-- LISTED ENTRIES follows --

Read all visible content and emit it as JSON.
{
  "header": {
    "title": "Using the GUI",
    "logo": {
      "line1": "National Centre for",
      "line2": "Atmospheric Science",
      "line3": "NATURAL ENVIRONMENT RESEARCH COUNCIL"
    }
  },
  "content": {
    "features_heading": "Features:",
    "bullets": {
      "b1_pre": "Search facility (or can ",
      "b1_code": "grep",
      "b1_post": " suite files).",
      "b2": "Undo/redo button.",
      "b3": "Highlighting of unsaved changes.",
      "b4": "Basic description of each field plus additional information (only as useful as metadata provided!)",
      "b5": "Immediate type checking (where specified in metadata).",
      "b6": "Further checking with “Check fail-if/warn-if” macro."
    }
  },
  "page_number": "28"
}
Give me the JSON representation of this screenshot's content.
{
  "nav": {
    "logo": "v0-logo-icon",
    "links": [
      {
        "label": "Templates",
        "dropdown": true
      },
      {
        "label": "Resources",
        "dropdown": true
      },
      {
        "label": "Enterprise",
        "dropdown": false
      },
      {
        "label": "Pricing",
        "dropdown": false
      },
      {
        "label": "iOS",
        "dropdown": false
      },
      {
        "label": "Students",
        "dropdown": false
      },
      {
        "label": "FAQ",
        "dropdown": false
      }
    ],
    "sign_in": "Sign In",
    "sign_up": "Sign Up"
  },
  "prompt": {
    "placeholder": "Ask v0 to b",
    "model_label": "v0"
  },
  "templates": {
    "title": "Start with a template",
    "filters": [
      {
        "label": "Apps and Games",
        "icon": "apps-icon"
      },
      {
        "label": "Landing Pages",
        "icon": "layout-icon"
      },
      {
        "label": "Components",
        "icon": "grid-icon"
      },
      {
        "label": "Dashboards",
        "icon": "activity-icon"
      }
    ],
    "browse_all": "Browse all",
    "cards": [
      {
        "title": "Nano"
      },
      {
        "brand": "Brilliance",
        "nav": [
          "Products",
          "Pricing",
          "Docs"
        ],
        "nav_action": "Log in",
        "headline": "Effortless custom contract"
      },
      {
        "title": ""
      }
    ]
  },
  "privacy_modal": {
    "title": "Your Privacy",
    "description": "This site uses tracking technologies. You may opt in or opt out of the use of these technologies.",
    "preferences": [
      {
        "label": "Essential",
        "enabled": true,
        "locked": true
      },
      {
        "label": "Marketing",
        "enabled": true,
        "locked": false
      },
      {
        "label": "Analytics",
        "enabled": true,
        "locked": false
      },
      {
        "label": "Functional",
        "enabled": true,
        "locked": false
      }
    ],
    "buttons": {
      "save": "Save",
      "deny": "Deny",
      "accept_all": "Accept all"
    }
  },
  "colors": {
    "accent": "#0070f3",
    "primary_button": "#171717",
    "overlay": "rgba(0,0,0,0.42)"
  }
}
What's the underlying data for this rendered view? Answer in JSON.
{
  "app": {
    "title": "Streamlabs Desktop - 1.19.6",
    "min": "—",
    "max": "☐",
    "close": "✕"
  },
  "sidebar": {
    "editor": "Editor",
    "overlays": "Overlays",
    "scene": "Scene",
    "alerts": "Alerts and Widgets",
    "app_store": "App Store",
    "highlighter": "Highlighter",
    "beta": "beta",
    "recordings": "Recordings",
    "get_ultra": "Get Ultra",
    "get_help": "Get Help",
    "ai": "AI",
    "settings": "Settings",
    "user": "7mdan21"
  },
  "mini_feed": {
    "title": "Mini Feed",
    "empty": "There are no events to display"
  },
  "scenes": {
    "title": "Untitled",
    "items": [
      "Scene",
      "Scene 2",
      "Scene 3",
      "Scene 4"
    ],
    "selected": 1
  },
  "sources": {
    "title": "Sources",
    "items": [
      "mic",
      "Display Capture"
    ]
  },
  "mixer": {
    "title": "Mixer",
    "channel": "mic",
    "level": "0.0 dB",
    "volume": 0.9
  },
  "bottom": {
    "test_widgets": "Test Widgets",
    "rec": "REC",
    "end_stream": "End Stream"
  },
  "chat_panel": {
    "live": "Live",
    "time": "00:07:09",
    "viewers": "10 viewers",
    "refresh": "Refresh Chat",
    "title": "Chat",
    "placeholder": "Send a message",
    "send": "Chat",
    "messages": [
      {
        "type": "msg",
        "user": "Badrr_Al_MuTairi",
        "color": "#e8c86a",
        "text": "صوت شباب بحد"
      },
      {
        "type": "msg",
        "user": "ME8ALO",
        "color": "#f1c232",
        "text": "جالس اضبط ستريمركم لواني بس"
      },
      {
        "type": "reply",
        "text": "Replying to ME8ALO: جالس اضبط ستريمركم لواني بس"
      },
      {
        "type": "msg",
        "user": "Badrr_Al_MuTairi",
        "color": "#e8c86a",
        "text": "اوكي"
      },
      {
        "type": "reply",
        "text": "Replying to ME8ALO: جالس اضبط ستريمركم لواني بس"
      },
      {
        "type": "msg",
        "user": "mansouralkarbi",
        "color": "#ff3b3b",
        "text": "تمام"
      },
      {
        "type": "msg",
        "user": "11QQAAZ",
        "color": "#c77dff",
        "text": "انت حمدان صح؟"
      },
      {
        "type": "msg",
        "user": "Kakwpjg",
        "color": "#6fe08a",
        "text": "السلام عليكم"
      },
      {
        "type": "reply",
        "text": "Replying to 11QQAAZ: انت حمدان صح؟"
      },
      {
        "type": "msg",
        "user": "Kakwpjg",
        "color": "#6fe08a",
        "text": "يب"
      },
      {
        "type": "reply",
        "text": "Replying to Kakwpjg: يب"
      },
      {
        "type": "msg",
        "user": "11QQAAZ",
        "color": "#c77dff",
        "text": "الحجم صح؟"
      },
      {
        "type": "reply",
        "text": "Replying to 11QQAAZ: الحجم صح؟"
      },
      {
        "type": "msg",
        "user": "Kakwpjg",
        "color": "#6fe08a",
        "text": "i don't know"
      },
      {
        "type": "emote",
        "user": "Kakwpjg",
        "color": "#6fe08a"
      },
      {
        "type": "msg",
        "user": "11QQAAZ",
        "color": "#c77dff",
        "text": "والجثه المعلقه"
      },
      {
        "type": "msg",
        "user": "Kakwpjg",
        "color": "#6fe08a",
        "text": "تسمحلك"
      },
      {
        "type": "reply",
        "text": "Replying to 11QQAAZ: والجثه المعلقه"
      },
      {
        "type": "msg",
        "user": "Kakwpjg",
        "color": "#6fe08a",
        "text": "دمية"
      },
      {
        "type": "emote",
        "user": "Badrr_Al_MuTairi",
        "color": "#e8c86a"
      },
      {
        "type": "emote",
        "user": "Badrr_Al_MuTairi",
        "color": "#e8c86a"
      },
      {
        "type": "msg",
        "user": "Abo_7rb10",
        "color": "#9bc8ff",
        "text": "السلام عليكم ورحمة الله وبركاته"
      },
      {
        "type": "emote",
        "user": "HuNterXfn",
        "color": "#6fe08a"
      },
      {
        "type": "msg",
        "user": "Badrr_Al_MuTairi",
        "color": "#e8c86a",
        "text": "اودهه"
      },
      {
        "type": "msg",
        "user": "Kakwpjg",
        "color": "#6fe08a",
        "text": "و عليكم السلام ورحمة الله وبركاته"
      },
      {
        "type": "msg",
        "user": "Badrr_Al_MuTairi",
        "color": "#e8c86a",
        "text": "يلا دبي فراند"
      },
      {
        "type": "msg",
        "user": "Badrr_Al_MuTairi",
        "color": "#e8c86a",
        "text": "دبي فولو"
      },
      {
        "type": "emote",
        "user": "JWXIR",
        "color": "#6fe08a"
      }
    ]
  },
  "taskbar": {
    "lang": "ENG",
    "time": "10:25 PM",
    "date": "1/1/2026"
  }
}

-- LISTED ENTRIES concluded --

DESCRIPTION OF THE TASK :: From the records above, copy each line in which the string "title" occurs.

ANSWER FOR THE TASK ::
    "title": "Using the GUI",
    "title": "Start with a template",
        "title": "Nano"
        "title": ""
    "title": "Your Privacy",
    "title": "Streamlabs Desktop - 1.19.6",
    "title": "Mini Feed",
    "title": "Untitled",
    "title": "Sources",
    "title": "Mixer",
    "title": "Chat",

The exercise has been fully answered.